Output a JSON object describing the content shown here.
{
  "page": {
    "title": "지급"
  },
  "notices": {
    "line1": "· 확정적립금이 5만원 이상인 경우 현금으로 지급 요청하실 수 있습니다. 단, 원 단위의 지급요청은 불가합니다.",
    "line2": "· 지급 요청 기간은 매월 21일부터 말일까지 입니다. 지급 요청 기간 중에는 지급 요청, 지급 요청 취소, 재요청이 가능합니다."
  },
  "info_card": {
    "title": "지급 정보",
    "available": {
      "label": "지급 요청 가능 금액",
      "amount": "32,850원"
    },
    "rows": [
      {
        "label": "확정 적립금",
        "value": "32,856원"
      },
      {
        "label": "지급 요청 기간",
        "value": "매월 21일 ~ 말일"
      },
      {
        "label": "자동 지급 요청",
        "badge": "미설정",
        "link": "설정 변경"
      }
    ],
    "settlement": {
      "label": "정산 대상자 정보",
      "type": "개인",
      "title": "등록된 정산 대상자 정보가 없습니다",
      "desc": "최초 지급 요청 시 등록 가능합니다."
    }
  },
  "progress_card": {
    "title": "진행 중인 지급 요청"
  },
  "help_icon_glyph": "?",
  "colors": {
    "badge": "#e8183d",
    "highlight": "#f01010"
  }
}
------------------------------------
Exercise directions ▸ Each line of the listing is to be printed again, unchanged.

Answer section ▸
Output a JSON object describing the content shown here.
{
  "page": {
    "title": "지급"
  },
  "notices": {
    "line1": "· 확정적립금이 5만원 이상인 경우 현금으로 지급 요청하실 수 있습니다. 단, 원 단위의 지급요청은 불가합니다.",
    "line2": "· 지급 요청 기간은 매월 21일부터 말일까지 입니다. 지급 요청 기간 중에는 지급 요청, 지급 요청 취소, 재요청이 가능합니다."
  },
  "info_card": {
    "title": "지급 정보",
    "available": {
      "label": "지급 요청 가능 금액",
      "amount": "32,850원"
    },
    "rows": [
      {
        "label": "확정 적립금",
        "value": "32,856원"
      },
      {
        "label": "지급 요청 기간",
        "value": "매월 21일 ~ 말일"
      },
      {
        "label": "자동 지급 요청",
        "badge": "미설정",
        "link": "설정 변경"
      }
    ],
    "settlement": {
      "label": "정산 대상자 정보",
      "type": "개인",
      "title": "등록된 정산 대상자 정보가 없습니다",
      "desc": "최초 지급 요청 시 등록 가능합니다."
    }
  },
  "progress_card": {
    "title": "진행 중인 지급 요청"
  },
  "help_icon_glyph": "?",
  "colors": {
    "badge": "#e8183d",
    "highlight": "#f01010"
  }
}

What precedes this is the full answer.